  2. Link, link, link. Use the URL landing page link as your link on all professional websites which ask for your own homepage address.
  3. Visual Identity. Use the same headshot. As your image becomes identifiable with your web identity, it will help students instantly know that out of all the search results, you are the Lisa Chamberlin  that works on Open Education issues and not Lisa Chamberlin  that is a Nashville recording artist (Yep, that’s who I compete with for the top 10 Google search results for my name – ouch!).
  4. Multiple Accounts/Similar handles. I teach for a variety of institutions and do contract work for others. As I choose email addresses, Twitter names, etc., I try to always use something similar to chamberlinonline@whatever.edu or a derivative of it. Overtime, students and colleagues begin to expect the “chamberlinonline” portion and makes it easier for them to find me.
  5. Network. Whether you choose to use a resume/contact linking site like LinkedIn.com or build a network of digital colleagues via another tool like Twitter, do build your digital personal learning network and follow the “web presence” standards above when registering for these sites.
  6. Add an RSS Feed (Thanks, Stian, for #’s 6 and 7). Allow interested students, colleagues, and the like to stay up-to-date with your current publications.
  7. Provide links to your research from your landing page. Even better, provide Open Access to your published research when you do provide the links.
  8. Poll your current students. This is one of the most powerful and eye-opening steps of building a web presence. Ask your current students if they Googled you. Ask what they were wanting to find out. Ask what they did find out. Strive to make their search goals and your web presence goals align as closely as is comfortable.

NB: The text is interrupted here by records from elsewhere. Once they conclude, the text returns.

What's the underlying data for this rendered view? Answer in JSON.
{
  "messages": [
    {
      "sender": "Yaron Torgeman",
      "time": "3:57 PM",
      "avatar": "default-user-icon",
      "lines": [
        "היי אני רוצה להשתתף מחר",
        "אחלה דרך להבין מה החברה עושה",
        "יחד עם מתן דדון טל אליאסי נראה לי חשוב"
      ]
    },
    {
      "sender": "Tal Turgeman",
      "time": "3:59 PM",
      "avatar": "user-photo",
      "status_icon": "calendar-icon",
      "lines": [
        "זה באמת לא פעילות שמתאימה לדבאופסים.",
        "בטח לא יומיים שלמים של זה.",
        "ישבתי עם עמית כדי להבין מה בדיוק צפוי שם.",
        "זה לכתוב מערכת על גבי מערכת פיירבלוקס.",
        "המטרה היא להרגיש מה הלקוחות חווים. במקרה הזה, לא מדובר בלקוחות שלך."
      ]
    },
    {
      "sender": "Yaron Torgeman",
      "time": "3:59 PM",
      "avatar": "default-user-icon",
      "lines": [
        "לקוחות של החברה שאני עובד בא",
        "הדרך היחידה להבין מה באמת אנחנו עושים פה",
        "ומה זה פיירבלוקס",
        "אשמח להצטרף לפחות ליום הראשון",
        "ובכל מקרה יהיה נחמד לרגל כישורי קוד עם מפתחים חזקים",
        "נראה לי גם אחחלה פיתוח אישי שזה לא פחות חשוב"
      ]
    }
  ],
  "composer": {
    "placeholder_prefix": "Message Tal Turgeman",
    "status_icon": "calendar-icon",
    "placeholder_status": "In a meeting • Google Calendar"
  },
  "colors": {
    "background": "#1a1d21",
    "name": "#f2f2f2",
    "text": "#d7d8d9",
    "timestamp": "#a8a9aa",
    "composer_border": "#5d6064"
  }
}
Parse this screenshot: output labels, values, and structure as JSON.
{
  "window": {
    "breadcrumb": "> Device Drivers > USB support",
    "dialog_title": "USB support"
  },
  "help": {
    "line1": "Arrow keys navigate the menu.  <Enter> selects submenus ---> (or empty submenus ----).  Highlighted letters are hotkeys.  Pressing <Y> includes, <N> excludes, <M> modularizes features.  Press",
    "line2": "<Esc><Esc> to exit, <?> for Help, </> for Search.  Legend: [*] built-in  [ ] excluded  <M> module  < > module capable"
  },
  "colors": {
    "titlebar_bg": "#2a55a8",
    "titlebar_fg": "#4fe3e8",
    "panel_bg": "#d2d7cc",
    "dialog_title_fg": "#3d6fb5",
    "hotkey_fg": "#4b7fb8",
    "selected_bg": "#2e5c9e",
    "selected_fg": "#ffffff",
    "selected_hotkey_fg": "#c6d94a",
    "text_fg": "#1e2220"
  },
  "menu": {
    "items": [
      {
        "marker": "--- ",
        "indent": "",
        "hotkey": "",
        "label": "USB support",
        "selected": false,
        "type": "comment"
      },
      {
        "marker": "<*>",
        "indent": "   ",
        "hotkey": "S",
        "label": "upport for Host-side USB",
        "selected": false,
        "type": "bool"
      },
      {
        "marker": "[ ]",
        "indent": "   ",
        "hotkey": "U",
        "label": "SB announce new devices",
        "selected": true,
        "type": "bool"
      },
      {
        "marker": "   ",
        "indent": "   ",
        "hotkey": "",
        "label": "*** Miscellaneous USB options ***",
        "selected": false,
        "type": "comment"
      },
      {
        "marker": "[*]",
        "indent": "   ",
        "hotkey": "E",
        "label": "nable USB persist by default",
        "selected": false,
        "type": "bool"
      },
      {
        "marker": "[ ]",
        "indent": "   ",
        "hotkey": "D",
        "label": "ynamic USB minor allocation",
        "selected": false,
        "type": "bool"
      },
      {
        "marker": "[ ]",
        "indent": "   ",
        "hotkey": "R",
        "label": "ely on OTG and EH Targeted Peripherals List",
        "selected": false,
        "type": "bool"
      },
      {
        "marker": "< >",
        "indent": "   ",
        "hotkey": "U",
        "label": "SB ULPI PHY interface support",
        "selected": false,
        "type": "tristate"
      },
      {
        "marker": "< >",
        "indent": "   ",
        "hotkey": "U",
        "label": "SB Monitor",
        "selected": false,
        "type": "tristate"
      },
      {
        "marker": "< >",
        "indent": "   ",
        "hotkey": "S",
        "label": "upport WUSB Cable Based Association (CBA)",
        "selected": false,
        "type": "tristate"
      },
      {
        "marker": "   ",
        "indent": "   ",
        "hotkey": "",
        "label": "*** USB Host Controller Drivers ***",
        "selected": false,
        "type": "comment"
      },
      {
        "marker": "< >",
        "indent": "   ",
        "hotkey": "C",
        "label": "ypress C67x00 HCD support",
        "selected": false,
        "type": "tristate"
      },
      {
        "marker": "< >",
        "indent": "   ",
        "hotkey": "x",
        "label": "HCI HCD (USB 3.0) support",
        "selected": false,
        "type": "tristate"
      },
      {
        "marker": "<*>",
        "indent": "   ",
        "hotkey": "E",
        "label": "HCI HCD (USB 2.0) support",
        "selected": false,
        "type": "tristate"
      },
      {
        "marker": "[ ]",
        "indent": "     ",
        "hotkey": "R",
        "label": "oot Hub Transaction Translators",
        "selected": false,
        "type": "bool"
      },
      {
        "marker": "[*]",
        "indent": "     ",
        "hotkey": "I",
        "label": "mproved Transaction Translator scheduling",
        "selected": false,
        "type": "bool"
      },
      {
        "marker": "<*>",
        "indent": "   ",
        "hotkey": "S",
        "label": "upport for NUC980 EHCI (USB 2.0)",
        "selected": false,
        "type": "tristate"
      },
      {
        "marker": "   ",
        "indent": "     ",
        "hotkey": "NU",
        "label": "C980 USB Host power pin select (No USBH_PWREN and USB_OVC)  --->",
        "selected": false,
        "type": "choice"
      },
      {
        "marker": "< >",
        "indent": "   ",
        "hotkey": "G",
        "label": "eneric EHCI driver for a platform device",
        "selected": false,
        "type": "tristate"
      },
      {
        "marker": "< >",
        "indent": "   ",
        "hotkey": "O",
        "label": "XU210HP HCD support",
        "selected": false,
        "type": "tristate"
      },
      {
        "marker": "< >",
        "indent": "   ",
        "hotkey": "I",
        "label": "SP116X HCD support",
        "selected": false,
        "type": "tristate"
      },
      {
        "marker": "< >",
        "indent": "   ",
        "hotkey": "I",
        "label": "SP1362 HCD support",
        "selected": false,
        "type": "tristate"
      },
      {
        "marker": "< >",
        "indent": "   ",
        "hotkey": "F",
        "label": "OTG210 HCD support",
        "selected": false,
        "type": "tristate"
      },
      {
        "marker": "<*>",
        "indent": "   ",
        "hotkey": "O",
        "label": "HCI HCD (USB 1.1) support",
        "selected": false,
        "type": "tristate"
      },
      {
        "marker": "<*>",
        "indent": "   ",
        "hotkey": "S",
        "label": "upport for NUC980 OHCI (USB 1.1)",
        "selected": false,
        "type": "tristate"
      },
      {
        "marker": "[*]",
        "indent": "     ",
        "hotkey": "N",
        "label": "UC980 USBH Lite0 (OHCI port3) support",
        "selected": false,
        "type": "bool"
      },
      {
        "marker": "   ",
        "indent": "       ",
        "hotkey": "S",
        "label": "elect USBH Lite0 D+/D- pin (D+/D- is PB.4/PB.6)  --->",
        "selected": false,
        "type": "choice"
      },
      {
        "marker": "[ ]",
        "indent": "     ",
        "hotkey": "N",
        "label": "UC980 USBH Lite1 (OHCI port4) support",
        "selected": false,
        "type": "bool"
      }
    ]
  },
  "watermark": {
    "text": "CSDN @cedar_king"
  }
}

To the students of the connected generation, professors who deny access to technology within their courses or deny being accessed by technology within their profession, are a dying breed. They are seeing these professors as less and less relevant and out of touch with modern society. Like it or not, technology is the next evolution in education – professors must evolve or become extinct.

 
1 Comment

Posted by on May 11, 2010 in miscellaneous, Teaching Online

 

Tags: , , , , ,

 
%d bloggers like this: